US5680692 *Oct 3, 1994Oct 28, 1997General Electric CompanyFabrication of induction motors
US5793138 *May 27, 1997Aug 11, 1998General Electric CompanyFabrication of induction motors
US5990588 *Dec 13, 1996Nov 23, 1999General Electric CompanyInduction motor driven seal-less pump
US6274962Jul 6, 1999Aug 14, 2001General Electric CompanyInduction motor driven seal-less pump
US6578251Apr 27, 2001Jun 17, 2003General Electric CompanyMethod of fabrication of an induction motor driven seal-less pump

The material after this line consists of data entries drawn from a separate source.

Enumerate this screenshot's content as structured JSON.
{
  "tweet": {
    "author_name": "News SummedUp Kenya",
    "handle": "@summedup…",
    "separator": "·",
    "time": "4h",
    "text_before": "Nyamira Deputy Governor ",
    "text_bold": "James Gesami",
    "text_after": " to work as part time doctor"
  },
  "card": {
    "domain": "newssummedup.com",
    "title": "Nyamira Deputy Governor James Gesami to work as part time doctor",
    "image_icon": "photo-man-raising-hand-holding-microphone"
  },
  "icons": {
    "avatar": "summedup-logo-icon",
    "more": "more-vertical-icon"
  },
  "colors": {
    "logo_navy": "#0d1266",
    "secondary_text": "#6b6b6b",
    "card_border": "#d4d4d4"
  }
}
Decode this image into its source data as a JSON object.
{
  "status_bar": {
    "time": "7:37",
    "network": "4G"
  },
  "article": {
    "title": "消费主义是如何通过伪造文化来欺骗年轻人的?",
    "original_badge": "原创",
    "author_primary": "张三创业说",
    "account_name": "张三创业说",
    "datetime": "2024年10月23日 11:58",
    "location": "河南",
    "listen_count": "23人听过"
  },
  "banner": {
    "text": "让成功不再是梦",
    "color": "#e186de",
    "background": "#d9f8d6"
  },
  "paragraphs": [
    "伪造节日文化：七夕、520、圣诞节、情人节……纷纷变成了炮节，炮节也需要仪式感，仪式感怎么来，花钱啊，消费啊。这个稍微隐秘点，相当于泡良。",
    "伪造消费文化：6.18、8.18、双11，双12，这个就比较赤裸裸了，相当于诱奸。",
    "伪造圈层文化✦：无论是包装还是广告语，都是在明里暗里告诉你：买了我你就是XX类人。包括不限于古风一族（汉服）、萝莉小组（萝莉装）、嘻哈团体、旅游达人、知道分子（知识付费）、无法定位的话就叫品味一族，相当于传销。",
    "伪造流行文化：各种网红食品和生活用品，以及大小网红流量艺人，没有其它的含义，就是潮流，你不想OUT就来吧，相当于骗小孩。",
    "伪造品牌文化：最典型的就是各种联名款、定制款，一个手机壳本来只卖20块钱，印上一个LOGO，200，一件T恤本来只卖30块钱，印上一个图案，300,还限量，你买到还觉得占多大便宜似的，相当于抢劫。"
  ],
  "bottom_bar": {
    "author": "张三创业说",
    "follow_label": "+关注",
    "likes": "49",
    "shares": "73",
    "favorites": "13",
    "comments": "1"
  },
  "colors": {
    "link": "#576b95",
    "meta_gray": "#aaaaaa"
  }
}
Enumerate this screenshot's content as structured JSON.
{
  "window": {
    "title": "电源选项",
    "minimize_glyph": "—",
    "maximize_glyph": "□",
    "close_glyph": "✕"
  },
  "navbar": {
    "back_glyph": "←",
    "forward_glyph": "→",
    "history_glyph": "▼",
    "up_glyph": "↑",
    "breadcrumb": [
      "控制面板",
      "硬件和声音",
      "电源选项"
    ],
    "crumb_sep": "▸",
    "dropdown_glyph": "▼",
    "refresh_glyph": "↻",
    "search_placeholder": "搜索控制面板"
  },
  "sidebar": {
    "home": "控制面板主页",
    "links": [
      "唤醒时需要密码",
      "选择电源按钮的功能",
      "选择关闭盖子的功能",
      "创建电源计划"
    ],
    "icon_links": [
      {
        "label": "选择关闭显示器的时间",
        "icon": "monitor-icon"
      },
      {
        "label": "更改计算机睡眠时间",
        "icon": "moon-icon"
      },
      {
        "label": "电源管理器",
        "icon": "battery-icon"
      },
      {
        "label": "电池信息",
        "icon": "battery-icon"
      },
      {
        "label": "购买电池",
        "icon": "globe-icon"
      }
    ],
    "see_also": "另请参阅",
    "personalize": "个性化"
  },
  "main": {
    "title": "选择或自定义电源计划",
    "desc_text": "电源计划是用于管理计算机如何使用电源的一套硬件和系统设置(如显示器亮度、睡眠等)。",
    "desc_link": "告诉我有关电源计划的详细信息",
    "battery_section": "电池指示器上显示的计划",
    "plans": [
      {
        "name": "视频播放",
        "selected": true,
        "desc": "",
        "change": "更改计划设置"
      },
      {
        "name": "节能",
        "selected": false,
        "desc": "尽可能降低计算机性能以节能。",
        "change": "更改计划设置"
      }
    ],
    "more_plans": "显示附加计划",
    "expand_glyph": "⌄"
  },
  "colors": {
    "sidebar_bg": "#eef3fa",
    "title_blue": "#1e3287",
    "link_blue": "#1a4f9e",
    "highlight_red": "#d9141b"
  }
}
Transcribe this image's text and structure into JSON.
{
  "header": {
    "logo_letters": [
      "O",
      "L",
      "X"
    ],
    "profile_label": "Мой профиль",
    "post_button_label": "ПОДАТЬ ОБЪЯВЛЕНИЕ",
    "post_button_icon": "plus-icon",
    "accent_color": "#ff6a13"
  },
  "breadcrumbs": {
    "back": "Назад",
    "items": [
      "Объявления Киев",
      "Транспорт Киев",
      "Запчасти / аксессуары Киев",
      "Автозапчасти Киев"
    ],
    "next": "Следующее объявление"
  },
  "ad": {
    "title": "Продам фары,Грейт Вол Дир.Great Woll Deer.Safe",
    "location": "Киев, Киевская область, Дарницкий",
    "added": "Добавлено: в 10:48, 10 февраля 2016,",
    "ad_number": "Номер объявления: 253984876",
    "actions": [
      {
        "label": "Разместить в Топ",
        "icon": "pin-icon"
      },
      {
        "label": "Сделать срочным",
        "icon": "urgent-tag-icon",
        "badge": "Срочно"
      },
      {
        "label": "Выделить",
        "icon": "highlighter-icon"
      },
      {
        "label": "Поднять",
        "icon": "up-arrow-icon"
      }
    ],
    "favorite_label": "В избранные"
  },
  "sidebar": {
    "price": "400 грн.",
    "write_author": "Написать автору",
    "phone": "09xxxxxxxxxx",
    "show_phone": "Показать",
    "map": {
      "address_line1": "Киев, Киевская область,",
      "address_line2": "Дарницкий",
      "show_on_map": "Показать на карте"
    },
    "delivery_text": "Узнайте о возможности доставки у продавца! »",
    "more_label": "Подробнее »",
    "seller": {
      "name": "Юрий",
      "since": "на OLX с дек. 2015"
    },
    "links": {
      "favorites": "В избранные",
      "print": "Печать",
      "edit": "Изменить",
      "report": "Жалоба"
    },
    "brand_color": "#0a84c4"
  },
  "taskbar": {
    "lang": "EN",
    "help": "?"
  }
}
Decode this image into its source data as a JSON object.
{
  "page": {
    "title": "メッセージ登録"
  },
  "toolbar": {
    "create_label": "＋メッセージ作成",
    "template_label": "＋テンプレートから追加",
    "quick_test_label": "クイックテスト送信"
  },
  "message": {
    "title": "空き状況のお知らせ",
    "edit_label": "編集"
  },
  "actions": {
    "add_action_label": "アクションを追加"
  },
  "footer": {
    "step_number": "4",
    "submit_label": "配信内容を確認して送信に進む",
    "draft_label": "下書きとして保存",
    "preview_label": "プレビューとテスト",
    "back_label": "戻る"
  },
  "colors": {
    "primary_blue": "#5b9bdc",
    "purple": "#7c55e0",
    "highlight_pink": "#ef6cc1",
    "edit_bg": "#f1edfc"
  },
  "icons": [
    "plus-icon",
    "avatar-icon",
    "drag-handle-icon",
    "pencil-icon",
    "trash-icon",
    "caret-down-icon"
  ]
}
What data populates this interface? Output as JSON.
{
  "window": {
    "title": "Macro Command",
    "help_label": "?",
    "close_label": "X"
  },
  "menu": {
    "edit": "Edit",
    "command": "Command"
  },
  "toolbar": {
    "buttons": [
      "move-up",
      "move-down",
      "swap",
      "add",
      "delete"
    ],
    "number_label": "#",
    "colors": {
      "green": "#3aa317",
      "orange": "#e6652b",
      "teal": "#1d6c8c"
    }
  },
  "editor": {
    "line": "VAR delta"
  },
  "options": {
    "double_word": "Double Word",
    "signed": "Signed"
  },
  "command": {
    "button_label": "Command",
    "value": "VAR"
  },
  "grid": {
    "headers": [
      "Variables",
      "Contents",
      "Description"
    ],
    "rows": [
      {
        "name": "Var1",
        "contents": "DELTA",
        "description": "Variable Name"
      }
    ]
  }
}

Classifications
U.S. Classification140/92.2, 29/596, 310/265, 29/732
International ClassificationH02K15/04
Cooperative ClassificationH02K15/0435
European ClassificationH02K15/04D